WORK TO COMPLETE -> List all lines of the data that include the string "true".

:: INPUT DATA ::

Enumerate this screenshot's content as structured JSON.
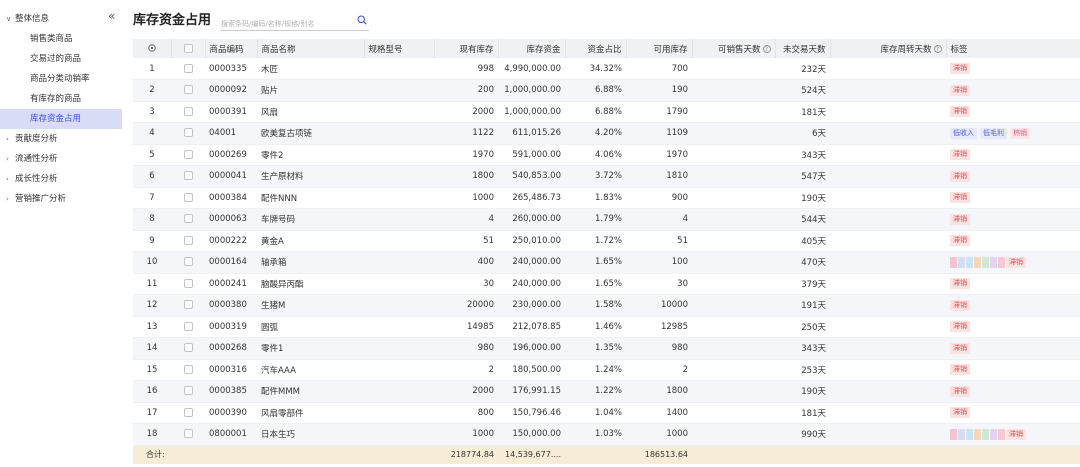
{
  "sidebar": {
    "groups": [
      {
        "label": "整体信息",
        "expanded": true
      },
      {
        "label": "贡献度分析",
        "expanded": false
      },
      {
        "label": "流通性分析",
        "expanded": false
      },
      {
        "label": "成长性分析",
        "expanded": false
      },
      {
        "label": "营销推广分析",
        "expanded": false
      }
    ],
    "sub_items": [
      {
        "label": "销售类商品"
      },
      {
        "label": "交易过的商品"
      },
      {
        "label": "商品分类动销率"
      },
      {
        "label": "有库存的商品"
      },
      {
        "label": "库存资金占用",
        "active": true
      }
    ],
    "collapse_glyph": "«"
  },
  "header": {
    "title": "库存资金占用",
    "search_placeholder": "搜索条码/编码/名称/规格/别名"
  },
  "table": {
    "columns": {
      "code": "商品编码",
      "name": "商品名称",
      "spec": "规格型号",
      "stock": "现有库存",
      "fund": "库存资金",
      "ratio": "资金占比",
      "avail": "可用库存",
      "sell_days": "可销售天数",
      "no_trade": "未交易天数",
      "turnover": "库存周转天数",
      "tags": "标签"
    },
    "rows": [
      {
        "idx": "1",
        "code": "0000335",
        "name": "木匠",
        "spec": "",
        "stock": "998",
        "fund": "4,990,000.00",
        "ratio": "34.32%",
        "avail": "700",
        "sell_days": "",
        "no_trade": "232天",
        "turnover": "",
        "tags": [
          {
            "text": "滞销",
            "kind": "hot"
          }
        ]
      },
      {
        "idx": "2",
        "code": "0000092",
        "name": "贴片",
        "spec": "",
        "stock": "200",
        "fund": "1,000,000.00",
        "ratio": "6.88%",
        "avail": "190",
        "sell_days": "",
        "no_trade": "524天",
        "turnover": "",
        "tags": [
          {
            "text": "滞销",
            "kind": "hot"
          }
        ]
      },
      {
        "idx": "3",
        "code": "0000391",
        "name": "风扇",
        "spec": "",
        "stock": "2000",
        "fund": "1,000,000.00",
        "ratio": "6.88%",
        "avail": "1790",
        "sell_days": "",
        "no_trade": "181天",
        "turnover": "",
        "tags": [
          {
            "text": "滞销",
            "kind": "hot"
          }
        ]
      },
      {
        "idx": "4",
        "code": "04001",
        "name": "欧美复古项链",
        "spec": "",
        "stock": "1122",
        "fund": "611,015.26",
        "ratio": "4.20%",
        "avail": "1109",
        "sell_days": "",
        "no_trade": "6天",
        "turnover": "",
        "tags": [
          {
            "text": "低收入",
            "kind": "low"
          },
          {
            "text": "低毛利",
            "kind": "low"
          },
          {
            "text": "热销",
            "kind": "hotsale"
          }
        ]
      },
      {
        "idx": "5",
        "code": "0000269",
        "name": "零件2",
        "spec": "",
        "stock": "1970",
        "fund": "591,000.00",
        "ratio": "4.06%",
        "avail": "1970",
        "sell_days": "",
        "no_trade": "343天",
        "turnover": "",
        "tags": [
          {
            "text": "滞销",
            "kind": "hot"
          }
        ]
      },
      {
        "idx": "6",
        "code": "0000041",
        "name": "生产原材料",
        "spec": "",
        "stock": "1800",
        "fund": "540,853.00",
        "ratio": "3.72%",
        "avail": "1810",
        "sell_days": "",
        "no_trade": "547天",
        "turnover": "",
        "tags": [
          {
            "text": "滞销",
            "kind": "hot"
          }
        ]
      },
      {
        "idx": "7",
        "code": "0000384",
        "name": "配件NNN",
        "spec": "",
        "stock": "1000",
        "fund": "265,486.73",
        "ratio": "1.83%",
        "avail": "900",
        "sell_days": "",
        "no_trade": "190天",
        "turnover": "",
        "tags": [
          {
            "text": "滞销",
            "kind": "hot"
          }
        ]
      },
      {
        "idx": "8",
        "code": "0000063",
        "name": "车牌号码",
        "spec": "",
        "stock": "4",
        "fund": "260,000.00",
        "ratio": "1.79%",
        "avail": "4",
        "sell_days": "",
        "no_trade": "544天",
        "turnover": "",
        "tags": [
          {
            "text": "滞销",
            "kind": "hot"
          }
        ]
      },
      {
        "idx": "9",
        "code": "0000222",
        "name": "黄金A",
        "spec": "",
        "stock": "51",
        "fund": "250,010.00",
        "ratio": "1.72%",
        "avail": "51",
        "sell_days": "",
        "no_trade": "405天",
        "turnover": "",
        "tags": [
          {
            "text": "滞销",
            "kind": "hot"
          }
        ]
      },
      {
        "idx": "10",
        "code": "0000164",
        "name": "轴承箱",
        "spec": "",
        "stock": "400",
        "fund": "240,000.00",
        "ratio": "1.65%",
        "avail": "100",
        "sell_days": "",
        "no_trade": "470天",
        "turnover": "",
        "tags": [
          {
            "text": "滞销",
            "kind": "hot"
          }
        ],
        "color_blocks": true
      },
      {
        "idx": "11",
        "code": "0000241",
        "name": "脑酸异丙酯",
        "spec": "",
        "stock": "30",
        "fund": "240,000.00",
        "ratio": "1.65%",
        "avail": "30",
        "sell_days": "",
        "no_trade": "379天",
        "turnover": "",
        "tags": [
          {
            "text": "滞销",
            "kind": "hot"
          }
        ]
      },
      {
        "idx": "12",
        "code": "0000380",
        "name": "生猪M",
        "spec": "",
        "stock": "20000",
        "fund": "230,000.00",
        "ratio": "1.58%",
        "avail": "10000",
        "sell_days": "",
        "no_trade": "191天",
        "turnover": "",
        "tags": [
          {
            "text": "滞销",
            "kind": "hot"
          }
        ]
      },
      {
        "idx": "13",
        "code": "0000319",
        "name": "圆弧",
        "spec": "",
        "stock": "14985",
        "fund": "212,078.85",
        "ratio": "1.46%",
        "avail": "12985",
        "sell_days": "",
        "no_trade": "250天",
        "turnover": "",
        "tags": [
          {
            "text": "滞销",
            "kind": "hot"
          }
        ]
      },
      {
        "idx": "14",
        "code": "0000268",
        "name": "零件1",
        "spec": "",
        "stock": "980",
        "fund": "196,000.00",
        "ratio": "1.35%",
        "avail": "980",
        "sell_days": "",
        "no_trade": "343天",
        "turnover": "",
        "tags": [
          {
            "text": "滞销",
            "kind": "hot"
          }
        ]
      },
      {
        "idx": "15",
        "code": "0000316",
        "name": "汽车AAA",
        "spec": "",
        "stock": "2",
        "fund": "180,500.00",
        "ratio": "1.24%",
        "avail": "2",
        "sell_days": "",
        "no_trade": "253天",
        "turnover": "",
        "tags": [
          {
            "text": "滞销",
            "kind": "hot"
          }
        ]
      },
      {
        "idx": "16",
        "code": "0000385",
        "name": "配件MMM",
        "spec": "",
        "stock": "2000",
        "fund": "176,991.15",
        "ratio": "1.22%",
        "avail": "1800",
        "sell_days": "",
        "no_trade": "190天",
        "turnover": "",
        "tags": [
          {
            "text": "滞销",
            "kind": "hot"
          }
        ]
      },
      {
        "idx": "17",
        "code": "0000390",
        "name": "风扇零部件",
        "spec": "",
        "stock": "800",
        "fund": "150,796.46",
        "ratio": "1.04%",
        "avail": "1400",
        "sell_days": "",
        "no_trade": "181天",
        "turnover": "",
        "tags": [
          {
            "text": "滞销",
            "kind": "hot"
          }
        ]
      },
      {
        "idx": "18",
        "code": "0800001",
        "name": "日本生巧",
        "spec": "",
        "stock": "1000",
        "fund": "150,000.00",
        "ratio": "1.03%",
        "avail": "1000",
        "sell_days": "",
        "no_trade": "990天",
        "turnover": "",
        "tags": [
          {
            "text": "滞销",
            "kind": "hot"
          }
        ],
        "color_blocks": true
      }
    ],
    "footer": {
      "label": "合计:",
      "stock": "218774.84",
      "fund": "14,539,677....",
      "avail": "186513.64"
    },
    "block_colors": [
      "#f3c4cf",
      "#d7dcf5",
      "#c9e4f2",
      "#f6d5b8",
      "#cfe8d2",
      "#e4d3f0",
      "#f5c8d4"
    ]
  }
}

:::

OUTPUT OF THE EXERCISE ->
        "expanded": true
        "active": true
        "color_blocks": true
        "color_blocks": true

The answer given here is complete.